Later that evening, after I had returned from a pleasant if overheated day in Leesburg, the recent storm struck with sudden disastrous force and deprived me of electric power and blogability for two days.  

Pitt technical pen on sketchbook page, 6" x 9", June 29, 2012. Drawing took about an hour to complete.

Tuesday, July 3, 2012

Cookie Truck

In the neighborhood where I do my work break drawings there is the home base of a cookie truck. "Captain Cookie" lives and parks his truck at one of the characteristic cottages. On Monday I found Captain Cookie himself, working on the truck. I asked permission to draw the truck so here it is. The back doors are open so you can see the refrigerated cabinets for the ice cream and milk. The truck is painted a pretty shade of light blue and decorated with hand-painted writing and pictures of cookies. Captain Cookie, along with his sidekick the Milkman, sells cookies, milk, and ice cream out of this truck as it visits popular areas in Washington, DC. Unfortunately, he is not rated (legally) to sell his wares in Virginia. But he did bring me some fresh ones from the kitchen. These are big, chewy, rich cookies and come in many traditional varieties, such as chocolate chip, peanut butter, oatmeal raisin, and many more. I ate two of them and gave the rest away to my co-workers. I cannot, due to professional reasons, make a public judgement as to whether these are better than Trader Joe's "soft bake" cookies. But if you are in DC during the day, look for the blue truck. As it says on the truck, "Saving the world, one cookie at a time."

Staedtler tech pen on sketchbook page, color added in Photocookieshop.

Monday, July 2, 2012

Metatron, Angel of Mathematics

As you know if you have read many of these posts, I have been working on a Big Painting which has taken up a lot of my time. This major project is now done and presented to its client, so I can now show it. It is a “FuturIkon” in the same series as my Four Archangels of 1996 and my “Our Lady of the Cosmos” from 2002. This is not a By-Product, it is Fine Art, but I'm showing it here anyway.

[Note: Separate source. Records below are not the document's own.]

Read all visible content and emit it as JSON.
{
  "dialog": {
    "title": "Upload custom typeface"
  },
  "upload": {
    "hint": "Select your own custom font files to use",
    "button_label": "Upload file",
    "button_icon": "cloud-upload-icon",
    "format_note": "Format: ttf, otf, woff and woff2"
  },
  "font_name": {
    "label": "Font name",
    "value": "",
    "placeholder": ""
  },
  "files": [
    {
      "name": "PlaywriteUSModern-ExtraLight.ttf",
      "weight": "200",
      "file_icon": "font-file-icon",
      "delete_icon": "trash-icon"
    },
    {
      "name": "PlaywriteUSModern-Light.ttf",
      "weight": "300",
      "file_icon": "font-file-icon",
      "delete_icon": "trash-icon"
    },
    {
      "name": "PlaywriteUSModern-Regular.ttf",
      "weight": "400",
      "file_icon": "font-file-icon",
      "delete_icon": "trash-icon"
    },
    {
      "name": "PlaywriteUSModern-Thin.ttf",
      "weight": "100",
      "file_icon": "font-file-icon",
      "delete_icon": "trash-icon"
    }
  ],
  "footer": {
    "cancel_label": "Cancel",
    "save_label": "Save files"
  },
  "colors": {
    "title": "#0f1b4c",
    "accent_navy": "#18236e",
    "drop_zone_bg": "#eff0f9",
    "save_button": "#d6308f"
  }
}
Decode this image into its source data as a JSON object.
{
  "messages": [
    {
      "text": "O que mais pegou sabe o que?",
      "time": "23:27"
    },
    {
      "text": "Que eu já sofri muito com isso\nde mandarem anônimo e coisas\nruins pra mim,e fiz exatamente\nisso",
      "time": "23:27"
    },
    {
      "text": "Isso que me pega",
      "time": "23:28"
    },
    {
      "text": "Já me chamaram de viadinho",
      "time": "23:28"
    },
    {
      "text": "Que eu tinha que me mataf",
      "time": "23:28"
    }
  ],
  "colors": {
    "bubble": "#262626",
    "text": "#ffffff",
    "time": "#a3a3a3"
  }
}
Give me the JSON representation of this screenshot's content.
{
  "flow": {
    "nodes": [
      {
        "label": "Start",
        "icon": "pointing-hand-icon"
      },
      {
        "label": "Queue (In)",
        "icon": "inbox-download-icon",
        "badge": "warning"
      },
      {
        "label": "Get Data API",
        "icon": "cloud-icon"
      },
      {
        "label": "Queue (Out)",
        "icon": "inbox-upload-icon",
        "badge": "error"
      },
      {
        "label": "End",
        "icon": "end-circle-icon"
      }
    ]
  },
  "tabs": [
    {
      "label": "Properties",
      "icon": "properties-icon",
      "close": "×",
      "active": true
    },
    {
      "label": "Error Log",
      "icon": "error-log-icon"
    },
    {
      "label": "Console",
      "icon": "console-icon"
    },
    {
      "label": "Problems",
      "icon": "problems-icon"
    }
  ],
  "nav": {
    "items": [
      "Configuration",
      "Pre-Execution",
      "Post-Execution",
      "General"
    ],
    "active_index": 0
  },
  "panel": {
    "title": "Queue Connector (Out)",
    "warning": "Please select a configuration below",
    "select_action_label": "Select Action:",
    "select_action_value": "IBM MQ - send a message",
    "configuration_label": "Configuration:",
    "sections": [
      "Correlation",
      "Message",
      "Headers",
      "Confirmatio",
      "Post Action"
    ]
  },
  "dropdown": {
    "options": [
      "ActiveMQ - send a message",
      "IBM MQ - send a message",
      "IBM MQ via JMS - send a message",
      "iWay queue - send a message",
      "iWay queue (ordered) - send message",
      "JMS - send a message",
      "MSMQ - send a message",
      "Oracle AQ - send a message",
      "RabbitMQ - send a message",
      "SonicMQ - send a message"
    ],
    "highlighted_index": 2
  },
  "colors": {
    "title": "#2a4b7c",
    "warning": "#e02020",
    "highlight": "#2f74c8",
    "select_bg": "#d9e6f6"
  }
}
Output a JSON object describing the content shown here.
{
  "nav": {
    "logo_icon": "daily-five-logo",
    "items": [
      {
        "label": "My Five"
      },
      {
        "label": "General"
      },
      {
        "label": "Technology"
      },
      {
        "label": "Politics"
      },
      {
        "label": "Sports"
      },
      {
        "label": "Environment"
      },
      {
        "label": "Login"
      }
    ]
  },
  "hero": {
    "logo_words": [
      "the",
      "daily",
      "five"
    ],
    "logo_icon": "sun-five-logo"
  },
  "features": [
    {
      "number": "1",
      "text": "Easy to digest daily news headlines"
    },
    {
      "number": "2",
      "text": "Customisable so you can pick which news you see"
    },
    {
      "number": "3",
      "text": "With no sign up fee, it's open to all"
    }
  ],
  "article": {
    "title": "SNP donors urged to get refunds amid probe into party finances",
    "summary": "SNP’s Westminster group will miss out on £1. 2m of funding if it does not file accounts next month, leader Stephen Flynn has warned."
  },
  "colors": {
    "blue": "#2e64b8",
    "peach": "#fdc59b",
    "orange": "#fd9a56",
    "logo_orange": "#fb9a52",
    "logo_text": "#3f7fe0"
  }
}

Metatron is an angelic being from the Kabbalistic tradition, though the name is probably of Greek origin, not Hebrew. Metatron is the leader of all angels, possessing a rank higher than the numerous choirs and echelons of angels and personified concepts. He/she is privileged to stand at the “right hand of God” and lead human beings towards the good. Metatron is not a warrior angel like Michael. Rather, he is thought of as the celestial scribe.

In my futuristic interpretation of Metatron, he/she is not only a scribe or a protector, but the keeper and personification of the most fundamental of sciences, Mathematics. Without mathematics, the world would not exist. Even modern mathematicians and philosophers sometimes say that mathematics existed before the world came to be, an ancient and angelic notion. Therefore I designed the image of Metatron to be built of mathematical symbols and shapes. The Angel’s body and environment is made of forms such as conic sections (parabola, hyperbola, circle, and ellipse),  and trigonometric fundamentals such as a right angle and a 30-60-90 degree triangle as well as an equilateral triangle. There are also exponential curves, straight lines, twisted graphs of relativistic space forming the “wings” of the angel, and a Fibonacci spiral. The Angel holds in her/his hands a diagram from the Kabbalistic tradition called the “Cube of Metatron,” which encompasses, in its intersecting lines, basic solid-geometric forms such as cube, tetrahedron, octahedron, and pyramid. It is also a six-pointed Jewish star.

The Angel stands over a stylized Planet Earth, as well as atmospheric visionary fragments and the blackness of space. The border is composed of many colors of metallic and iridescent paint, reminiscent of many precious metals in a mosaic arrangement. This painting is acrylic on masonite board, 18” x 36”, finished in late June 2012. It took more than eight months to paint. Now, finally, I can present it to you after all this time. Click on the image for a larger view.

By the way, I missed two days' posting on this Blog due to not having any electric power after a destructive storm. It was like living in the 19th century for two days. No air conditioning. Candlelight at night. No phone. No refrigeration. No Internet! I'm glad to have returned to the 21st century.